Shenzhen-based Tencent is no stranger to overseas acquisitions. It invested in Glu Mobile Inc., producer of the Kim Kardashian and Katy Perry smartphone games, and owns a stake in Activision Blizzard Inc., whose most famous franchises include Call of Duty and World of Warcraft.
The latter game inspired a movie directed by David Bowie’s son, Duncan Jones, and its receipts topped that of the latest “Star Wars” installment during initial weeks of release. “Warcraft” may generate as much as 2 billion yuan at the Chinese box office, according to Nomura Holdings Inc.
Another recent game adaptation, “The Angry Birds Movie,” debuted at No. 1 in the U.S. box office last month. The movie, made by Sony Corp., has earned about $328 million worldwide -- including $74 million in China for its biggest overseas total, according to Box Office Mojo. It came after more than a dozen Angry Birds games were developed by Finland-based Rovio Entertainment Oy.
“More investment means Supercell can be more creative with possible expansions into other entertainment verticals,” Junde Yu, managing director of the Asia-Pacific region for App Annie, said in an e-mail. “Could a Clash movie be on the horizon?”
There’s also the competition with The Walt Disney Co.’s Marvel franchises, which take superheroes Spider-Man, Captain America and Iron Man from classic comic books and transfer them to smartphone games, console games and movies that earns billions of dollars.
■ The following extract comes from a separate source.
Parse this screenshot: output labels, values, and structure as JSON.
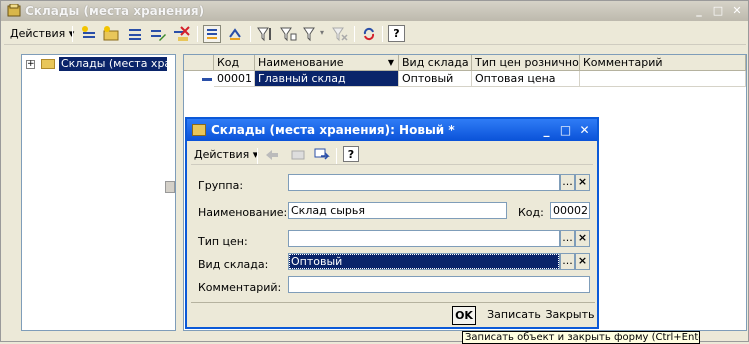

The most popular ones include the Avengers series.
A competing slate of Batman and Superman movies and games, based on the DC Comics characters, is being made by Warner Bros.
Nintendo Co., creator of the iconic Super Mario and Zelda characters, is making another push into the film business as console sales sag. The Japanese game maker said in May it’s in talks with multiple partners and plans to take the lead on production, rather than licensing out content. A live-action “Super Mario Bros.” starring Bob Hoskins flopped upon its 1993 release.
Tencent isn’t the only company to sense potential in hot gaming properties. Activision Blizzard bought King Digital Entertainment for $5.9 billion last year and Microsoft Corp. acquired Minecraft developer Mojang AB for $2.5 billion in 2014.
Tencent’s multimedia ambitions don’t apply to all of Supercell’s games, and the intellectual property still will be owned by Supercell, Lau said. “We need to be very careful in thinking through what makes sense and what doesn’t make sense,” Lau said.
Yet there is room to start small -- like streaming competitions between players. In 2011, Tencent bought a majority stake in League of Legends’ owner Riot Games Inc. and then scooped up the remaining shares last year. The League Championship Series has become the biggest competitive game globally, with viewership totaling 334 million last year, according to the company’s website.
“Supercell could catapult Tencent to becoming owner of one of the most successful mobile-game developers in the world,” said Yu Jianpeng, a Hong Kong-based analyst at ICBC International Research Ltd. “Supercell is great at content creation and an expert when it comes to global expansion, there’s so much Tencent could learn.”